Does using a story device guide our work or hamper our creativity?
In many books and most movies something will happen about three-fourths of the way through. With the desired goal within reach, a roadblock pops up to thwart our protagonist’s progress. While this is sometimes an ingenious plot twist, too often the problem seems contrived, predictable, or avoidable. But maybe I’m overly critical because I expect it to happen, and I wish it wouldn’t.
The reality is that this plot development is both intentional and prescribed. It’s part of a formula, a well-honed and recommended part of a blueprint for producing a compelling story. And I don’t like it.
I know it’s going to happen. I just don’t know what it will be—at least not usually. I’m braced for it and irritated by it. This plot twist doesn’t surprise me, at least not in the big scope of things. What does surprise me is when it doesn’t happen, which is rare.
If you study fiction writing you have likely heard about the seven basic plots, the three-act structure, the story grid, the twelve stages of the hero’s journey, the eight-point arc, and so forth.
Maybe I’m not experienced enough in fiction writing to know what I’m talking about, but these models seem to restrict creativity and stifle a truly good story.

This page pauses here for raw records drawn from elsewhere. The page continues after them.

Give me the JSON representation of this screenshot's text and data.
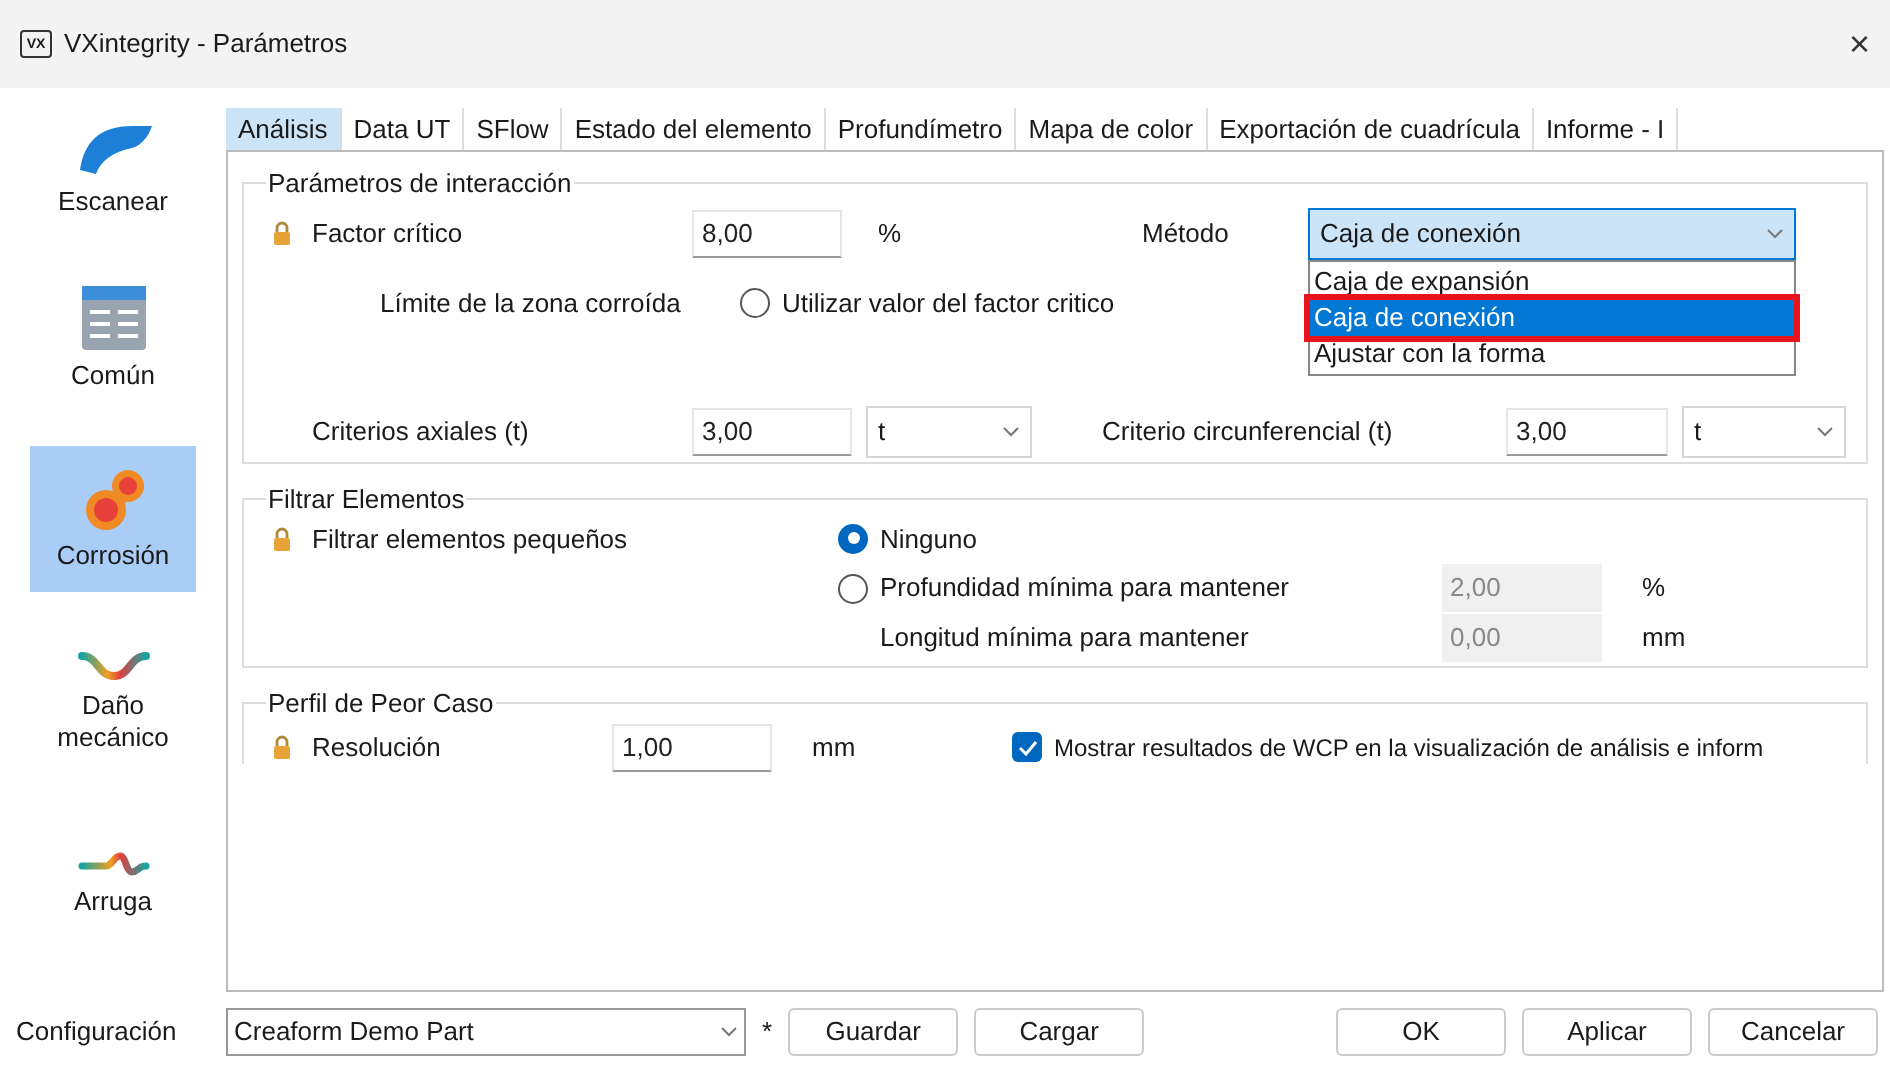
{
  "window": {
    "app_icon_text": "VX",
    "title": "VXintegrity - Parámetros",
    "close": "×"
  },
  "sidebar": {
    "items": [
      {
        "label": "Escanear",
        "selected": false
      },
      {
        "label": "Común",
        "selected": false
      },
      {
        "label": "Corrosión",
        "selected": true
      },
      {
        "label": "Daño mecánico",
        "selected": false
      },
      {
        "label": "Arruga",
        "selected": false
      }
    ]
  },
  "tabs": [
    {
      "label": "Análisis",
      "selected": true
    },
    {
      "label": "Data UT",
      "selected": false
    },
    {
      "label": "SFlow",
      "selected": false
    },
    {
      "label": "Estado del elemento",
      "selected": false
    },
    {
      "label": "Profundímetro",
      "selected": false
    },
    {
      "label": "Mapa de color",
      "selected": false
    },
    {
      "label": "Exportación de cuadrícula",
      "selected": false
    },
    {
      "label": "Informe - I",
      "selected": false
    }
  ],
  "interaction": {
    "title": "Parámetros de interacción",
    "critical_factor": {
      "label": "Factor crítico",
      "locked": true,
      "value": "8,00",
      "unit": "%"
    },
    "method": {
      "label": "Método",
      "value": "Caja de conexión",
      "expanded": true,
      "options": [
        {
          "label": "Caja de expansión",
          "selected": false
        },
        {
          "label": "Caja de conexión",
          "selected": true
        },
        {
          "label": "Ajustar con la forma",
          "selected": false
        }
      ]
    },
    "corroded_limit": {
      "label": "Límite de la zona corroída",
      "option": {
        "label": "Utilizar valor del factor critico",
        "selected": false
      }
    },
    "axial": {
      "label": "Criterios axiales (t)",
      "value": "3,00",
      "unit": "t"
    },
    "circumferential": {
      "label": "Criterio circunferencial (t)",
      "value": "3,00",
      "unit": "t"
    }
  },
  "filter": {
    "title": "Filtrar Elementos",
    "label": "Filtrar elementos pequeños",
    "locked": true,
    "options": [
      {
        "label": "Ninguno",
        "selected": true
      },
      {
        "label": "Profundidad mínima para mantener",
        "selected": false,
        "value": "2,00",
        "unit": "%",
        "disabled": true
      }
    ],
    "length": {
      "label": "Longitud mínima para mantener",
      "value": "0,00",
      "unit": "mm",
      "disabled": true
    }
  },
  "wcp": {
    "title": "Perfil de Peor Caso",
    "label": "Resolución",
    "locked": true,
    "value": "1,00",
    "unit": "mm",
    "show_wcp": {
      "label": "Mostrar resultados de WCP en la visualización de análisis e inform",
      "checked": true
    }
  },
  "footer": {
    "config_label": "Configuración",
    "config_value": "Creaform Demo Part",
    "modified_mark": "*",
    "buttons": [
      "Guardar",
      "Cargar"
    ],
    "dialog_buttons": [
      "OK",
      "Aplicar",
      "Cancelar"
    ]
  }
}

I don’t want to follow a formula when I write; I just want to create an interesting story.
I don’t care which of the seven basic plots my story falls into, if I hit the prescribed marks at the ideal points, or if I can check off each item on someone’s must-have list of requirements.
When I write a story I know the beginning and write to reach the end, which I know before I start (though I’m open to it changing). What happens in between unfolds organically and isn’t constrained by a formula, grid, or blueprint.
Yes, I could follow one of these devices and end up with a good story that will please most readers, but I think I can disregard them and produce a better result that will please even more.